Santa Clara leaders are holding off on putting a business tax before voters in order to allow for more input from a local business group.
The City Council voted unanimously Tuesday to wait until July 11 to vote on placing a measure on the November ballot to increase the city’s business “headcount” tax to close a $10 million budget deficit, which officials attribute to a drop in revenue due to the pandemic. Councilmembers Raj Chahal, Karen Hardy and Suds Jain will work on revising the proposal with the Silicon Valley Central Chamber of Commerce, which opposes the plan.
Chahal said he’s been asking for this tax change for years and called the existing $500 cap for larger businesses a joke. He said city data shows if the measure passes, about 95% of local businesses will not pay more than $1,365, and 64% will pay less than $100.
“We are providing a lot of benefits to our businesses, and this is a collective approach to how we can help each other,” he said.
The proposal sets up Santa Clara to bring in millions from the city’s largest employers. The current model—which charges $15 to $500 based on the industry and number of employees—brings in about $900,000 annually, or 0.4% of the general fund’s revenue. The new model would generate approximately $9 million annually, or 10 times current levels.
Under the existing tax structure, tech giants based in Santa Clara like Intel, Advanced Micro Devices and Nvidia are capped at $500 in annual taxes if they have 100 to 400 employees. The measure would ask voters to change those caps from $15 to $135 per employee, with larger businesses paying more. If the initiative passes, the only way to reverse the decision would be through another ballot measure.
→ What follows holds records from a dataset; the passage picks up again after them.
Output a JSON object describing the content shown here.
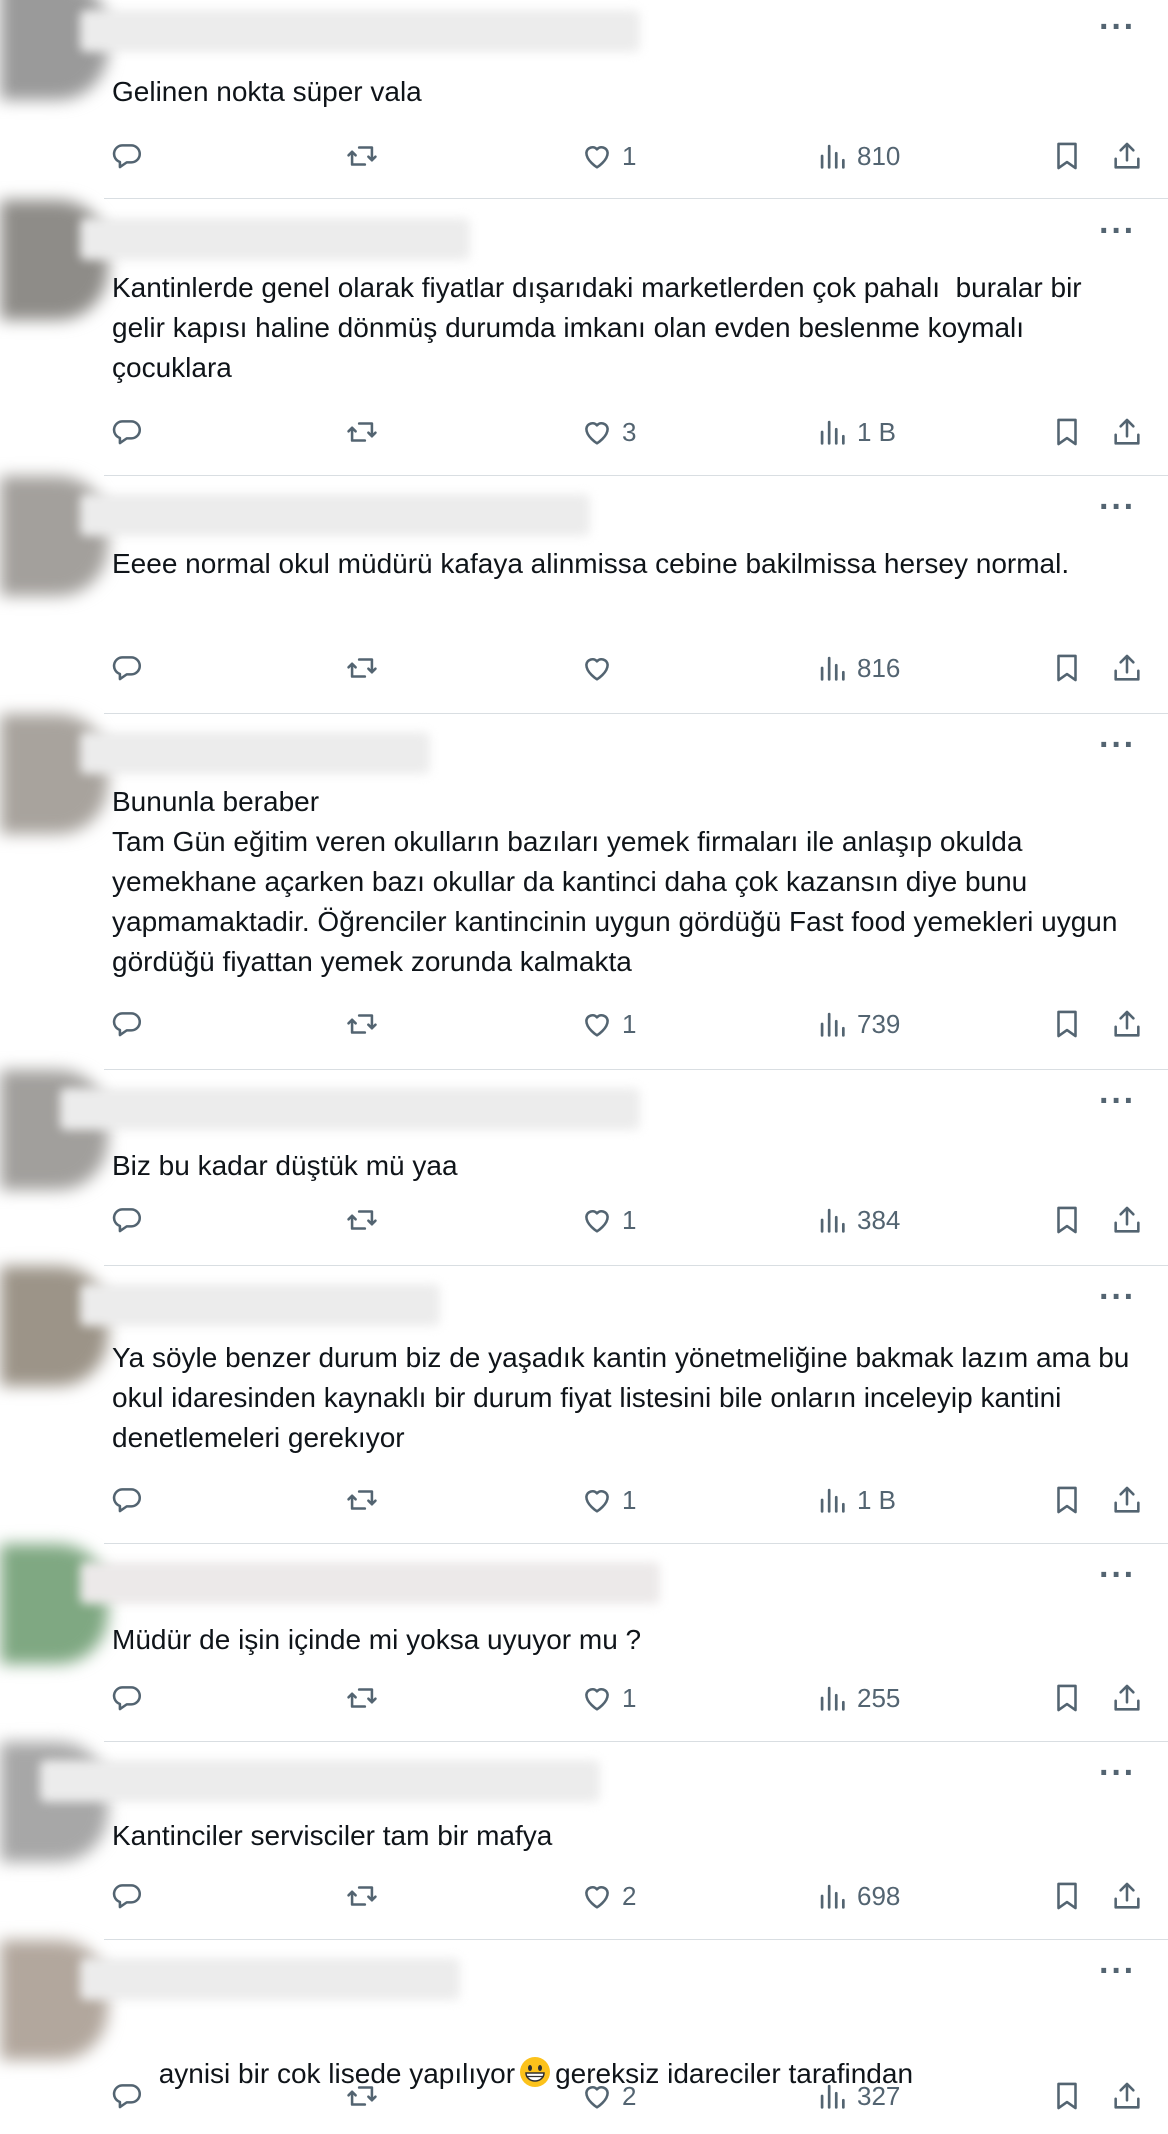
{
  "icons": {
    "more": "more-options-icon",
    "reply": "reply-icon",
    "retweet": "retweet-icon",
    "like": "heart-icon",
    "views": "views-icon",
    "bookmark": "bookmark-icon",
    "share": "share-icon"
  },
  "colors": {
    "text": "#0f1419",
    "muted": "#536471",
    "divider": "#d9dee2"
  },
  "more_label": "···",
  "tweets": [
    {
      "text": "Gelinen nokta süper vala",
      "likes": "1",
      "views": "810"
    },
    {
      "text": "Kantinlerde genel olarak fiyatlar dışarıdaki marketlerden çok pahalı  buralar bir gelir kapısı haline dönmüş durumda imkanı olan evden beslenme koymalı çocuklara",
      "likes": "3",
      "views": "1 B"
    },
    {
      "text": "Eeee normal okul müdürü kafaya alinmissa cebine bakilmissa hersey normal.",
      "likes": "",
      "views": "816"
    },
    {
      "text": "Bununla beraber\nTam Gün eğitim veren okulların bazıları yemek firmaları ile anlaşıp okulda yemekhane açarken bazı okullar da kantinci daha çok kazansın diye bunu yapmamaktadir. Öğrenciler kantincinin uygun gördüğü Fast food yemekleri uygun gördüğü fiyattan yemek zorunda kalmakta",
      "likes": "1",
      "views": "739"
    },
    {
      "text": "Biz bu kadar düştük mü yaa",
      "likes": "1",
      "views": "384"
    },
    {
      "text": "Ya söyle benzer durum biz de yaşadık kantin yönetmeliğine bakmak lazım ama bu okul idaresinden kaynaklı bir durum fiyat listesini bile onların inceleyip kantini denetlemeleri gerekıyor",
      "likes": "1",
      "views": "1 B"
    },
    {
      "text": "Müdür de işin içinde mi yoksa uyuyor mu ?",
      "likes": "1",
      "views": "255"
    },
    {
      "text": "Kantinciler servisciler tam bir mafya",
      "likes": "2",
      "views": "698"
    },
    {
      "text_before": "aynisi bir cok lisede yapılıyor",
      "text_after": "gereksiz idareciler tarafindan",
      "likes": "2",
      "views": "327"
    }
  ]
}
“(The new tax) will harm Santa Clara businesses, large and small,” Mayor Lisa Gillmor said, noting she was not in favor of raising taxes. “We’re going to put ourselves at a competitive disadvantage with other cities surrounding us.”
If approved, the ballot measure would be among the first being considered in Santa Clara County, alongside Mountain View and Palo Alto, which already capitalize on taxing their largest employers like Google.
Opposed to the changes
The revised license tax was first brought to the City Council last June and officials discussed different ways to modernize it in October. City polls conducted in January of this year found 64% of those polled supported a new business tax when they learned about the inequities of the current tax structure and how it favors corporations.
The deadline to qualify for the November ballot measure is mid-August.
The Silicon Valley Central Chamber of Commerce opposes a headcount tax which targets the largest locally-based companies, its leaders said in June.
President and CEO Christian Malesic told San José Spotlight the chamber would rally against the headcount proposal because such increased tax costs could chase away companies that bring much-needed jobs to the city. He said the chamber presented city officials with alternatives to address the budget deficit in April and May, such as a smaller tax increase that no more than doubles the current amount of revenue. He also said the chamber would support capping the total tax an employer would pay, or keeping annual tax rate increases capped at 5%.
Malesic spoke at the meeting and said the proposed business license tax will turn Santa Clara into “the least business friendly city in the valley.”
Finance Director Kenn Lee and Assistant City Manager Cynthia Bojorquez said they have incorporated suggestions from the chamber into their new proposal, with Lee calling it “a balanced approach.” Bojorquez said this proposal considers the needs of small and large businesses.
According to a new city report, residents surveyed said this modernized tax is “desirable for Santa Clara or is moderately or minimally acceptable” during listening sessions.
Pete Constant, a public policy professor at William Jessup University, said his department reviewed the proposed business license tax for the chamber.
“The report that you received from staff really didn’t provide information on how businesses in other cities have responded to the employee tax increases,” Constant said, noting any increase in taxes generally raises prices for residents who buy products from businesses, worsening costs in an ongoing inflation crisis. “The unintended consequence of that is less spending in your city.”
Contact Natalie Hanson at [email protected] or @nhanson_reports on Twitter.